By Mark Ward
Technology correspondent, BBC News
Many used Twitter to let people know what was happening
There may have been few things that protesters, politicians and activists share, but during the G20 meeting, they were united by their use of Twitter.
The micro-blogging service was heavily used by all those involved with the meeting, be they in the debating chamber, quizzing politicians after briefings, or protesting beyond the police cordon.
Social media was in use prior to the event too. The Metropolitan Police analysed activity on websites such as Facebook, MySpace and many others to see how many were likely to join the call for protests at the G20.
Plans for how many policemen and women should be put on the streets during the G20 were drawn up with regard to this analysis.
But it was during the two-day event that social media, in particular Twitter, came in to their own. Thousands of messages marked with a #G20 tag passed through Twitter and organisations such as IndyMedia had their own tags that helped to collate information about what happened during the protests.
For Anjali Kwatra, a spokesperson for Action Aid, Twitter was essential in giving supporters outside a glimpse of what was happening inside the Excel centre.
"It definitely helps make that link with what people are out on the streets protesting about," she said.
It also let supporters know about the questions Action Aid campaigners were putting to politicians and their efforts to get their message across to the leaders of G20 nations.
The immediacy of the medium also appealed, said Ms Kwatra, adding that the 140 character limit gave messages an informality over other ways of communicating.
"We are also blogging, but that takes time and goes on to the Action Aid website, where people have to come in and look at it," said Ms Kwatra.
"It's a mix of both the observational and informative," she said.
Dominic Casciani, from BBC News, who has been mixing with protesters across London, said many of the groups used Twitter as a way to reach out to supporters more quickly than they could with e-mail or text messages.
For instance, he said, the Climate Change campaigners who set up the camp on Bishopsgate used Twitter to rally supports to carry supplies - namely baked potatoes and beans - to the site where they planned to set up tents.
Twitter became an unofficial news channel for many
"It's not the defining tool because it's never going to replace the mobile phone or text message to close friends," he said, "but there's clearly something in broadcasting to subsets of people that are looking for specific information."
Richard Roaf, a spokesperson for People and Planet, said Twitter had been invaluable in helping smooth the organisation of the Bishopsgate Climate Camp.
Twitter was used to send regular updates as the camp was being set up and to let people know how it was progressing, he said.
With net and computer access literally thin on the ground, Twitter was, he said, the best option for reaching everyone.
And, he added, it proved even more valuable when the police moved in to break up the camp and scatter the protesters.
"Once the situation changed with the police, then it let people back here know what was going on," he told the BBC. "It was like a live TV channel, rather than an update after it had all happened."
For many, Twitter was a way to find out about and get to the independent media reports from people caught up in the protests.

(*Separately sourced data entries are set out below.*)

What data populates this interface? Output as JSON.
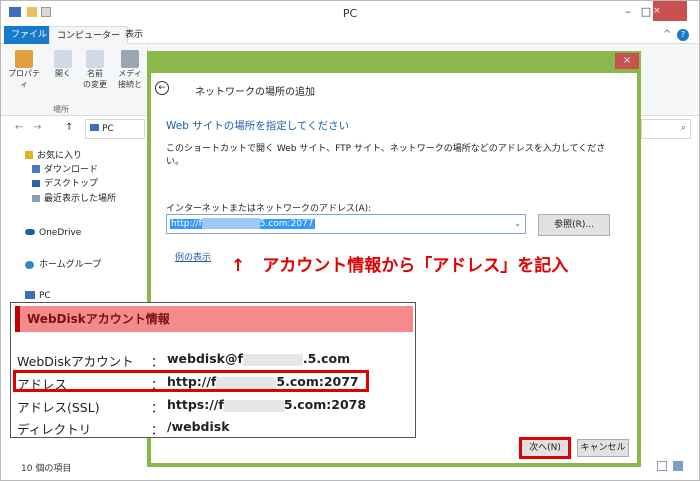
{
  "window": {
    "title": "PC",
    "min": "–",
    "max": "□",
    "close": "×"
  },
  "ribbon": {
    "tabs": [
      "ファイル",
      "コンピューター",
      "表示"
    ],
    "items": [
      {
        "label": "プロパティ",
        "icon": "properties-icon"
      },
      {
        "label": "開く",
        "icon": "open-icon"
      },
      {
        "label": "名前\nの変更",
        "icon": "rename-icon"
      },
      {
        "label": "メディ\n接続と",
        "icon": "media-icon"
      }
    ],
    "group": "場所"
  },
  "address": {
    "path": "PC",
    "back": "←",
    "forward": "→",
    "up": "↑"
  },
  "nav": {
    "items": [
      "お気に入り",
      "ダウンロード",
      "デスクトップ",
      "最近表示した場所",
      "OneDrive",
      "ホームグループ",
      "PC"
    ]
  },
  "status": {
    "items": "10 個の項目"
  },
  "dialog": {
    "title": "ネットワークの場所の追加",
    "heading": "Web サイトの場所を指定してください",
    "description": "このショートカットで開く Web サイト、FTP サイト、ネットワークの場所などのアドレスを入力してください。",
    "address_label": "インターネットまたはネットワークのアドレス(A):",
    "address_prefix": "http://f",
    "address_suffix": "5.com:2077",
    "browse": "参照(R)...",
    "example": "例の表示",
    "next": "次へ(N)",
    "cancel": "キャンセル",
    "close": "×"
  },
  "annotation": "↑　アカウント情報から「アドレス」を記入",
  "card": {
    "title": "WebDiskアカウント情報",
    "rows": [
      {
        "label": "WebDiskアカウント",
        "sep": "：",
        "prefix": "webdisk@f",
        "suffix": ".5.com"
      },
      {
        "label": "アドレス",
        "sep": "：",
        "prefix": "http://f",
        "suffix": "5.com:2077"
      },
      {
        "label": "アドレス(SSL)",
        "sep": "：",
        "prefix": "https://f",
        "suffix": "5.com:2078"
      },
      {
        "label": "ディレクトリ",
        "sep": "：",
        "prefix": "/webdisk",
        "suffix": ""
      }
    ]
  },
  "colors": {
    "accent": "#1979ca",
    "dialog_frame": "#8ab84a",
    "highlight": "#e00000",
    "card_header": "#f68a8a"
  }
}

One of the messages most regularly re-tweeted was a link to video footage of the police breaking up the Climate Camp.
Using Twitter as an unofficial noticeboard let those who had lost touch on the ground find out what had happened to friends and fellow protesters during and after the police clear-up, said Mr Roaf.
Friends concerned about what had happened to people they knew were reassured to see messages from them posted on Twitter reporting that they were fine.